● **What to do**
How many lines of these entries hold the string "this"? Answer with the number alone.

● **Records**

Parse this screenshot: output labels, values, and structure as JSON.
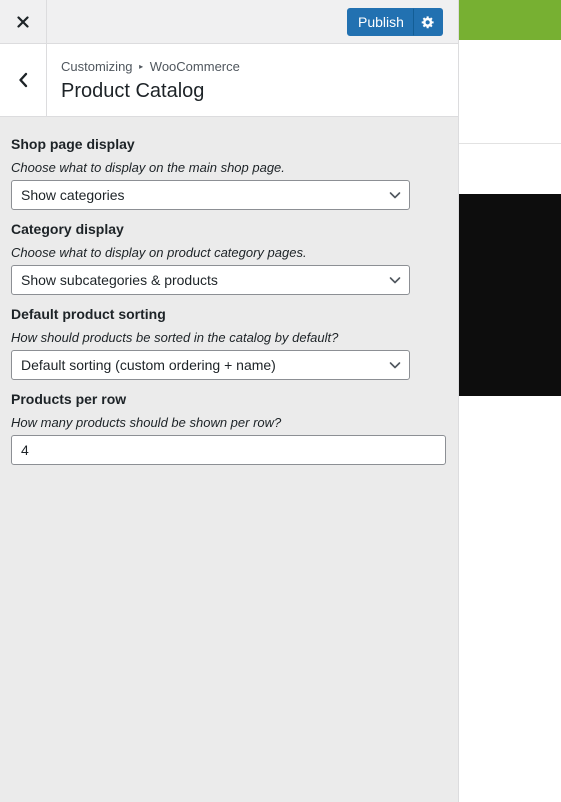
{
  "topbar": {
    "publish_label": "Publish"
  },
  "section": {
    "breadcrumb_root": "Customizing",
    "breadcrumb_sep": "▸",
    "breadcrumb_parent": "WooCommerce",
    "title": "Product Catalog"
  },
  "controls": {
    "shop_display": {
      "label": "Shop page display",
      "description": "Choose what to display on the main shop page.",
      "selected": "Show categories"
    },
    "category_display": {
      "label": "Category display",
      "description": "Choose what to display on product category pages.",
      "selected": "Show subcategories & products"
    },
    "default_sorting": {
      "label": "Default product sorting",
      "description": "How should products be sorted in the catalog by default?",
      "selected": "Default sorting (custom ordering + name)"
    },
    "products_per_row": {
      "label": "Products per row",
      "description": "How many products should be shown per row?",
      "value": "4"
    }
  },
  "colors": {
    "accent": "#2271b1",
    "preview_header": "#77b032",
    "sidebar_bg": "#ebebeb"
  },
  "icons": {
    "close": "close-icon",
    "settings": "gear-icon",
    "back": "chevron-left-icon",
    "dropdown": "chevron-down-icon"
  }
}
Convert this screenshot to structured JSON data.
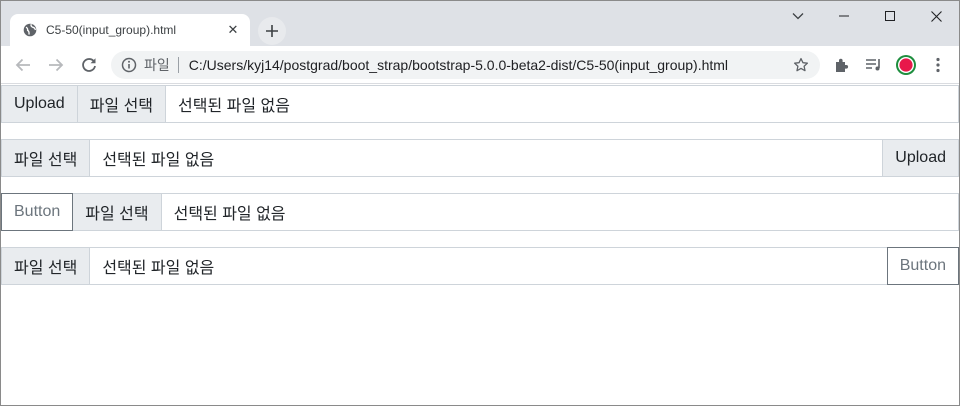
{
  "browser": {
    "tab_title": "C5-50(input_group).html",
    "tab_close": "✕",
    "new_tab": "+",
    "omnibox": {
      "chip": "파일",
      "url": "C:/Users/kyj14/postgrad/boot_strap/bootstrap-5.0.0-beta2-dist/C5-50(input_group).html"
    },
    "profile_color": "#e8184a",
    "profile_ring": "#1e8e3e"
  },
  "groups": [
    {
      "prepend": "Upload",
      "file_button": "파일 선택",
      "file_status": "선택된 파일 없음"
    },
    {
      "file_button": "파일 선택",
      "file_status": "선택된 파일 없음",
      "append": "Upload"
    },
    {
      "button": "Button",
      "file_button": "파일 선택",
      "file_status": "선택된 파일 없음"
    },
    {
      "file_button": "파일 선택",
      "file_status": "선택된 파일 없음",
      "button": "Button"
    }
  ]
}
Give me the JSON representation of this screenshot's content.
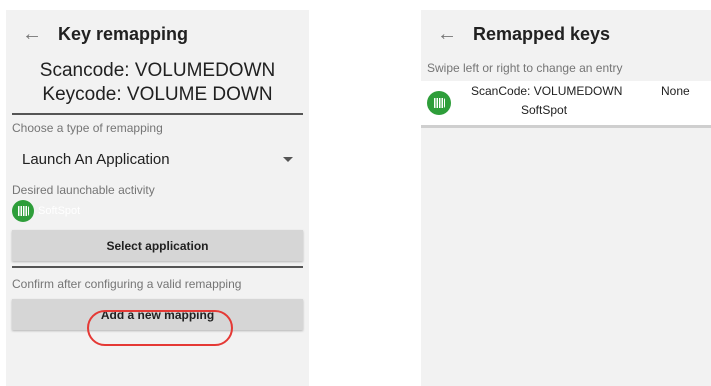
{
  "left": {
    "title": "Key remapping",
    "back_icon": "arrow-left",
    "scancode": "Scancode: VOLUMEDOWN",
    "keycode": "Keycode: VOLUME DOWN",
    "type_label": "Choose a type of remapping",
    "type_value": "Launch An Application",
    "activity_label": "Desired launchable activity",
    "app_name": "SoftSpot",
    "select_button": "Select application",
    "confirm_label": "Confirm after configuring a valid remapping",
    "add_button": "Add a new mapping",
    "highlight_color": "#e53935"
  },
  "right": {
    "title": "Remapped keys",
    "back_icon": "arrow-left",
    "hint": "Swipe left or right to change an entry",
    "entries": [
      {
        "scancode": "ScanCode: VOLUMEDOWN",
        "app": "SoftSpot",
        "value": "None"
      }
    ]
  },
  "colors": {
    "icon_green": "#2e9e3a",
    "screen_bg": "#f2f2f2",
    "button_bg": "#d6d6d6"
  }
}
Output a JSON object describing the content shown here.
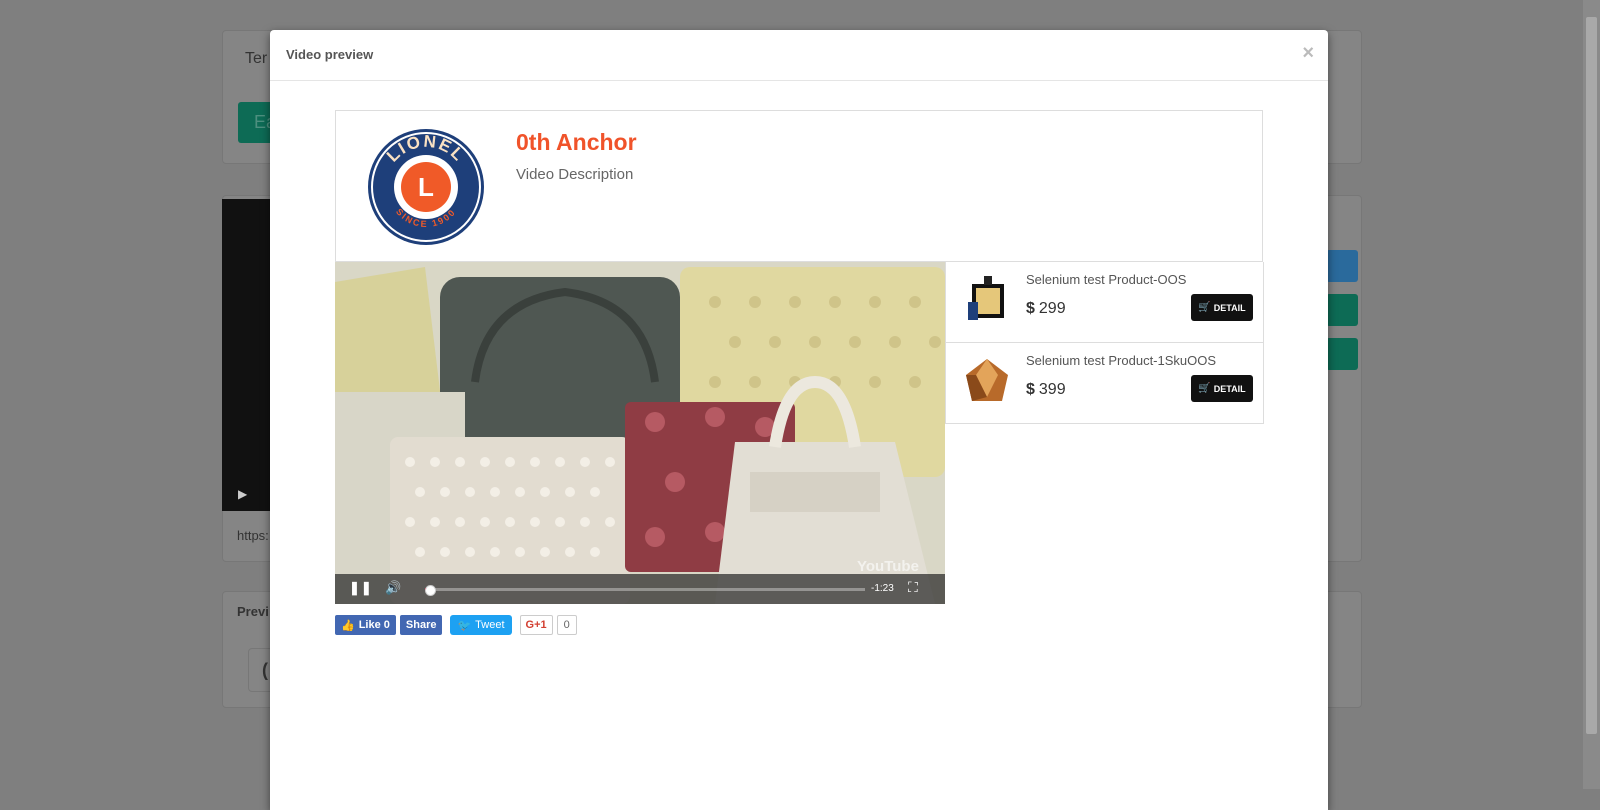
{
  "background": {
    "panel_title": "Ter",
    "green_button": "Ea",
    "url_text": "https:",
    "preview_label": "Previ",
    "input_text": "("
  },
  "modal": {
    "title": "Video preview",
    "close_label": "×"
  },
  "anchor": {
    "name": "0th Anchor",
    "description": "Video Description",
    "logo": {
      "top_text": "LIONEL",
      "bottom_text": "SINCE 1900",
      "letter": "L"
    }
  },
  "video": {
    "time_remaining": "-1:23",
    "progress_fraction": 0.01,
    "buffered_fraction": 0.33,
    "watermark": "YouTube"
  },
  "products": [
    {
      "name": "Selenium test Product-OOS",
      "currency": "$",
      "price": "299",
      "detail_label": "DETAIL"
    },
    {
      "name": "Selenium test Product-1SkuOOS",
      "currency": "$",
      "price": "399",
      "detail_label": "DETAIL"
    }
  ],
  "social": {
    "like_label": "Like 0",
    "share_label": "Share",
    "tweet_label": "Tweet",
    "gplus_label": "G+1",
    "gplus_count": "0"
  },
  "colors": {
    "anchor_name": "#f0532a",
    "facebook": "#4267b2",
    "twitter": "#1da1f2",
    "logo_blue": "#1e3f7a",
    "logo_orange": "#f05a28"
  }
}
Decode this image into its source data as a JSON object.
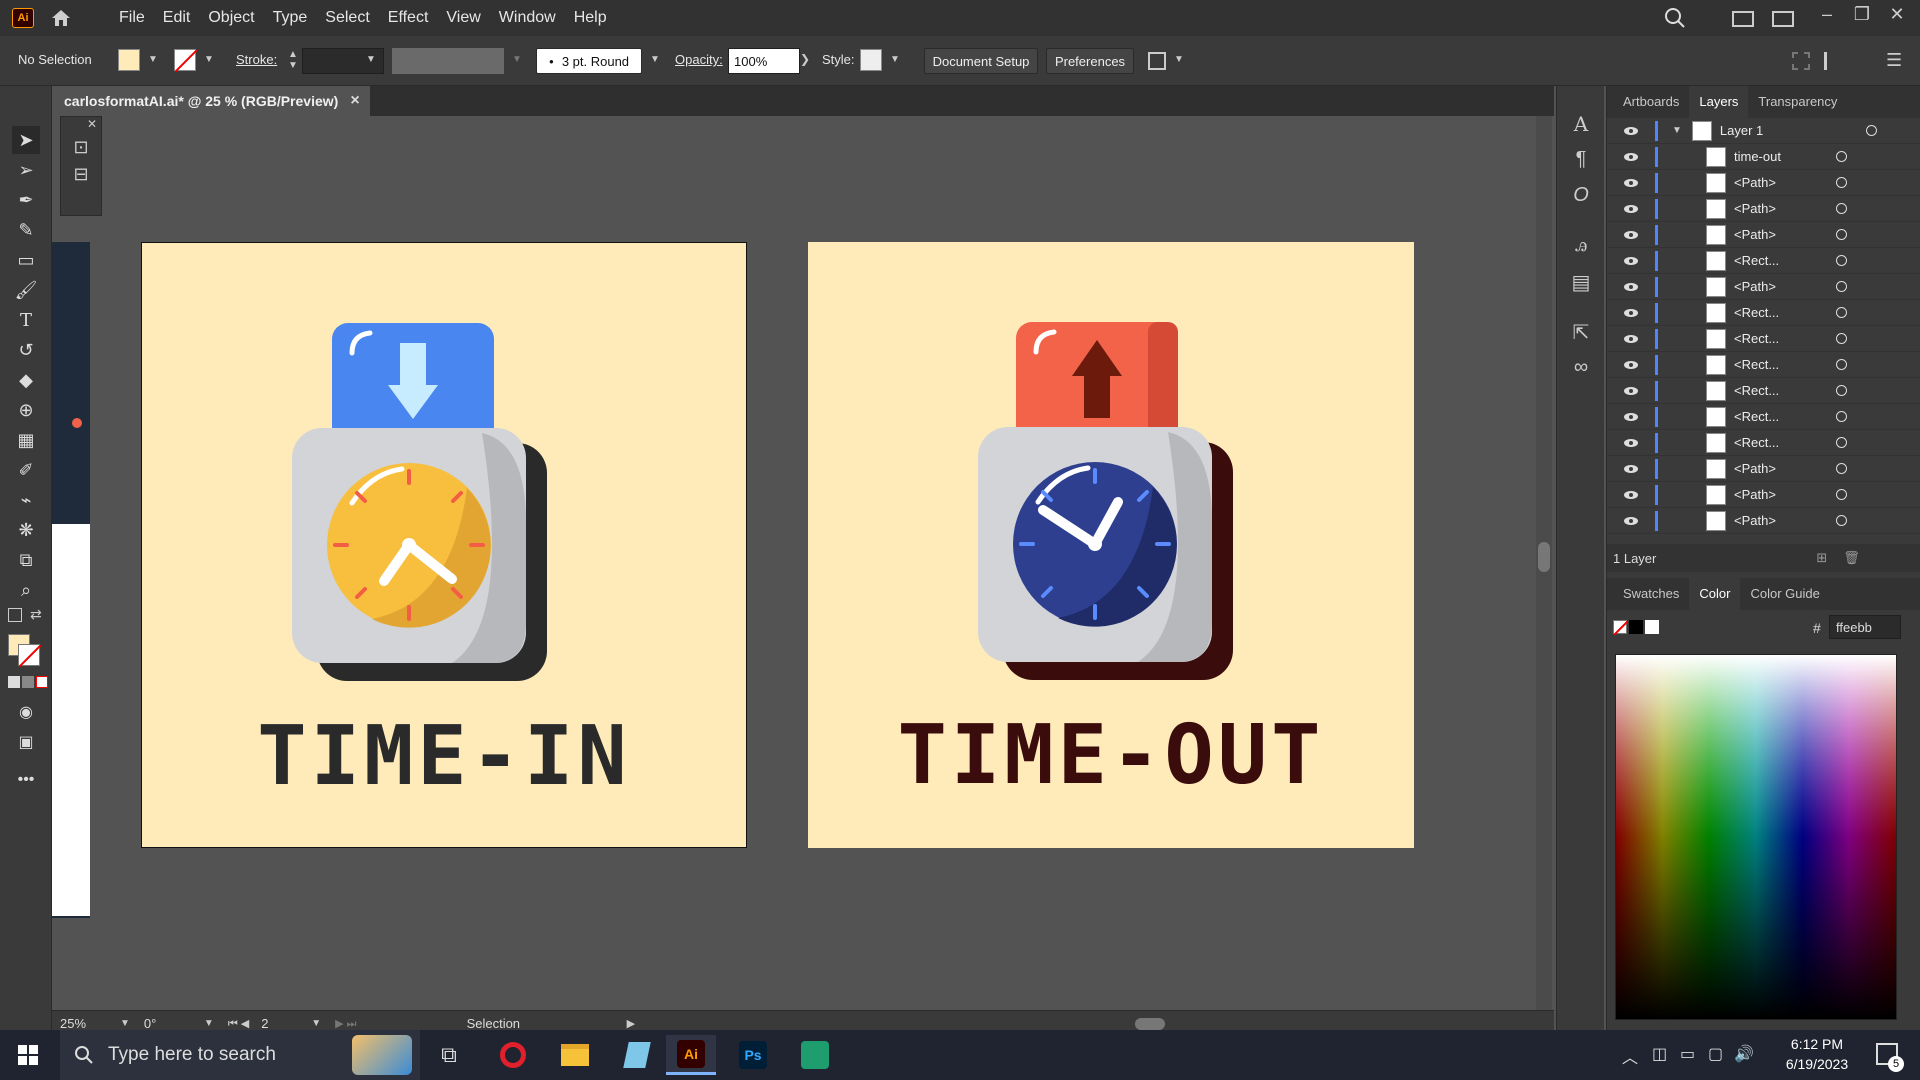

● **Answer to the exercise**
4